Everyone crochets a little differently. In a few of the instructions I have mentioned two sizes of hooks. If you crochet tightly, your finished item will be smaller than if you crochet loosely. You can adjust the size by changing the size of your hook. After you have made one item, you can judge the size hook you should use.

Knitting worsted yarn, 4-ply, was used in the projects throughout this book. There are so many colors and styles of 4-ply yarn available that I don't want you to feel limited to using what I have used. Please feel free to pick your own style and colors.

Heads, Hands, Feet

If any of the crochet dolls that you make are to be played with by youngsters, it is better to sew the hands, feet, and head in place. Simply poke 3 or 4 holes into the bases of the plastic parts then sew them to the body, going in and out of the holes. If these parts don't fit tightly, sew a gathering stitch around the body opening and tie tightly after you have inserted the plastic parts. You can glue the body parts in place if they are not going to be played with. Sew or glue hats to the dolls heads in the same way.

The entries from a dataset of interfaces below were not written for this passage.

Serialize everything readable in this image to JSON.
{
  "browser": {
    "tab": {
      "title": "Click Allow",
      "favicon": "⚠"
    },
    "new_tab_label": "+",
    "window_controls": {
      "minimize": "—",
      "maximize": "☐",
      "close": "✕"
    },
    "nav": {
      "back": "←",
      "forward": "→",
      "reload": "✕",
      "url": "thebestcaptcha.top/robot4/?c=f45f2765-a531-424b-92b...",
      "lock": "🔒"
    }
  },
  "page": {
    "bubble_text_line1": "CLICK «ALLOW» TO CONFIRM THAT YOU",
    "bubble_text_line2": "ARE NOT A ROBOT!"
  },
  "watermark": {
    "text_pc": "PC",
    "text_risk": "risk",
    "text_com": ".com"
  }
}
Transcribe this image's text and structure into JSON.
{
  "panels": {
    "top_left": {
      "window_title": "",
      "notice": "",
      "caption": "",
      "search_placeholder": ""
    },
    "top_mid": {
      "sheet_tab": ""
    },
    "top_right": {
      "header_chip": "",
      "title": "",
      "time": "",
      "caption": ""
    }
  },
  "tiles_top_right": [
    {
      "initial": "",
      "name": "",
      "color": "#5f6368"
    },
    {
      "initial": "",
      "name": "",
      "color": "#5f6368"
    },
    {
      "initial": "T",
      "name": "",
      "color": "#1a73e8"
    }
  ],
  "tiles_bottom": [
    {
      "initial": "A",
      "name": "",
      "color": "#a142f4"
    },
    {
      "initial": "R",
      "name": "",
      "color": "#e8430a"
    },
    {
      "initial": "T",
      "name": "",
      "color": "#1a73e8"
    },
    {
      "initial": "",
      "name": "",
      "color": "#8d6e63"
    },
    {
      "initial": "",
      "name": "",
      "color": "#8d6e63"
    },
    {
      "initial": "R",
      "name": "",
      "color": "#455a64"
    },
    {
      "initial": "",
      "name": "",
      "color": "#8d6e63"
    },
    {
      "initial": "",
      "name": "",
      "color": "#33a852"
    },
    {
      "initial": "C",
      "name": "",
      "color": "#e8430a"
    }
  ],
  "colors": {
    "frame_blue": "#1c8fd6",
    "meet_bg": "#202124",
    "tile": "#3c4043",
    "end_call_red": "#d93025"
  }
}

There are so many heads and masks to choose from. However the types available differ throughout the country. I always try to stress substitution if you can't find the same style as I have used. Any of the masks that have a drawstring ruffle around their heads (Baby in Bunting, Bag for Baby) can be changed. Simply draw up the ruffle tighter if the head is smaller, or looser if the head is larger. The bottle doll that I used comes with the head and a pair of hands holding a bottle. Another set has the head and thumb sucker hands. If neither of these are available to you, pick a head with a baby face and use a small pair of hands.


Use dacron or polyfil for stuffing. Use the opposite end of the crochet hook to poke the stuffing into the doll. Insert little bits at a time until the form is firm, but still soft.

Sewing Seams & Fastening Off

Use a blunt end needle to finish up seams. To "fasten off" leave a piece of yarn at least 3" long. Pretend you are going to make a single crochet at the end. Draw the yarn straight thru and pull it tightly. If this is the end, pull at least 2" in and out of your work with your hook to hide the yarn and secure your work. This is so important! I have seen many crocheted table cloths and afghans that have started to come apart because the "tail" that was woven thru was not long enough. If you are at a seam that needs to be sewn, thread the 3" (or longer) piece onto the needle. Whipstitch the seam. Then run at least 2" in and out of your work.

Misc. Abbreviations

st = stitch
rnd = round
inc = increase

Pattern © 1981 by Plaid Enterprises, Inc. Reproduced with permission from Plaid. is not endorsed by Plaid.